One poster presentation (abstract 754) suggests that at least early on-treatment HCV RNA responses to telaprevir are the same in HCV/HIV-coinfected persons as HCV-monoinfected patients.
Drug-drug interactions between the DAA protease inhibitors are an important area of concern and have received recent attention. Last month, investigators from Merck released information that showed significant drug-drug interactions between boceprevir and the ritonavir-boosted HIV protease inhibitors (abstract 771LB). Fortunately, boceprevir does not appear to cause meaningful changes in raltegravir (RAL, Isentress) levels, suggesting a niche for the HIV integrase inhibitor in the treatment of coinfected persons (abstract 772LB). In vitro drug-drug interaction analysis of telaprevir (abstract 756) showed no significant interactions with the HIV protease inhibitors amprenavir (APV, Agenerase), darunavir (TMC114, Prezista) and lopinavir/ritonavir (LPV/r, Kaletra) and minor interactions with atazanavir.
Together, these studies provide some of the first clinical trial evidence suggesting high response rates among HCV genotype 1/HIV-coinfected patients receiving antiretroviral therapy. Providers will need to be mindful of potential drug-drug interactions between HIV and HCV medications. The addition of either HCV protease inhibitor to conventional pegylated interferon/ribavirin therapy significantly improves response rates, even to the difficult to treat HCV genotype 1 and does not appear to be associated with an increased side effect profile or loss of HIV control.
As good as these clinical trial data are, treatment for HCV still appears to require the cumbersome and side-effect-prone pegylated interferon and ribavirin. For many patients, the prospect of interferon-related side effects (never mind the injections) is sufficient reason not to start on therapy. Hence, a tantalizing goal might be an effective interferon-free treatment regimen. Early data on anti-HCV nucleoside therapies from the biotech company Pharmasset have been quite encouraging and the enthusiasm further sparked by Gilead's gigantic US$11 billion purchase of the company.
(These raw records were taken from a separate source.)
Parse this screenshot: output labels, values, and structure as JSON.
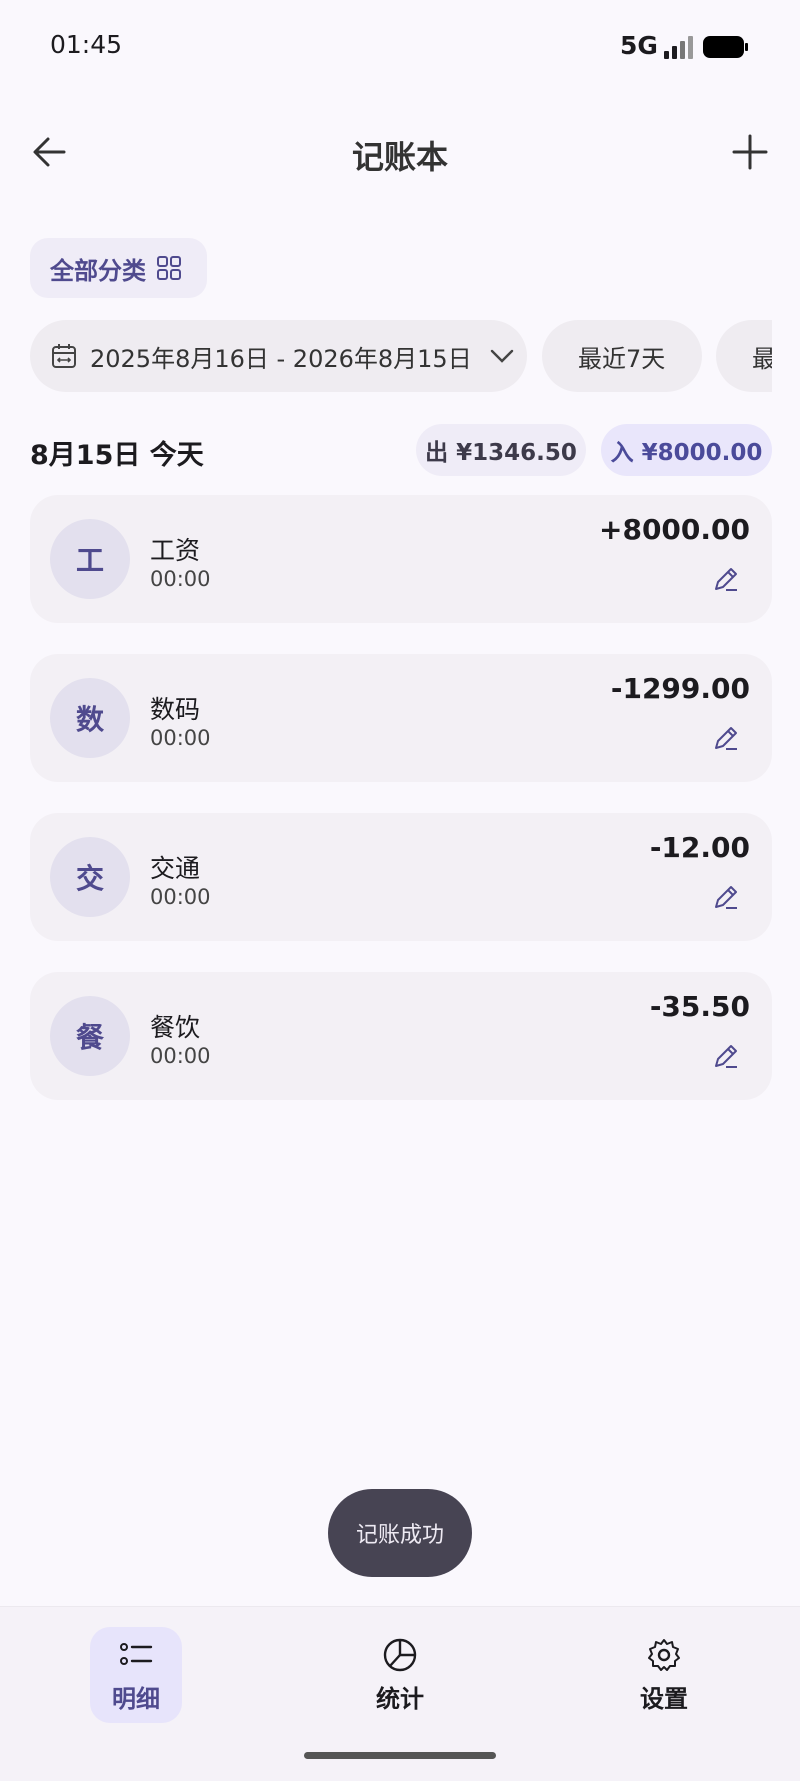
{
  "status_bar": {
    "time": "01:45",
    "network": "5G"
  },
  "app_bar": {
    "title": "记账本"
  },
  "category_chip": {
    "label": "全部分类"
  },
  "filters": {
    "date_range": "2025年8月16日 - 2026年8月15日",
    "quick_ranges": [
      "最近7天",
      "最"
    ]
  },
  "day_group": {
    "title": "8月15日 今天",
    "expense": "出 ¥1346.50",
    "income": "入 ¥8000.00"
  },
  "transactions": [
    {
      "icon_char": "工",
      "category": "工资",
      "time": "00:00",
      "amount": "+8000.00"
    },
    {
      "icon_char": "数",
      "category": "数码",
      "time": "00:00",
      "amount": "-1299.00"
    },
    {
      "icon_char": "交",
      "category": "交通",
      "time": "00:00",
      "amount": "-12.00"
    },
    {
      "icon_char": "餐",
      "category": "餐饮",
      "time": "00:00",
      "amount": "-35.50"
    }
  ],
  "toast": {
    "message": "记账成功"
  },
  "bottom_nav": {
    "items": [
      {
        "label": "明细",
        "icon": "list-icon",
        "active": true
      },
      {
        "label": "统计",
        "icon": "pie-chart-icon",
        "active": false
      },
      {
        "label": "设置",
        "icon": "gear-icon",
        "active": false
      }
    ]
  },
  "colors": {
    "accent": "#4f4a8e",
    "background": "#faf8fd",
    "card": "#f3f0f5"
  }
}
Late breaking preliminary data of patients from the GS-7977 (also known as PSI-7977) Pharmasset/Gilead ELECTRON study on HCV-monoinfected patients provided further reason for belief in an interferon-free world (abstract 54LB). In this study, HCV-monoinfected patients received the GS-7977 nuke with ribavirin (but no interferon) for 12 weeks. All patients had a rapid viral response by week 4 and all 25 treatment-naive patients achieved a SVR and there was no HIV breakthrough. The treatment seems to be well tolerated. Previous null responders relapsed at the end of GS-7977/ribavirin treatment. The authors speculated that these patients might require longer treatment or a second DAA.
So, the transformation of the treatment of HCV continues. While still early, the data on the treatment of HIV-coinfected persons is very affirmative and likely enough to move forward (carefully) with DAA treatment of those persons who are at risk for liver complications. The future for HCV treatment looks bright and I'm expecting an interferon-free day in the not-so-distant future.
|Please note: Knowledge about HIV changes rapidly. Note the date of this summary's publication, and before treating patients or employing any therapies described in these materials, verify all information independently. If you are a patient, please consult a doctor or other medical professional before acting on any of the information presented in this summary. For a complete listing of our most recent conference coverage, click here.|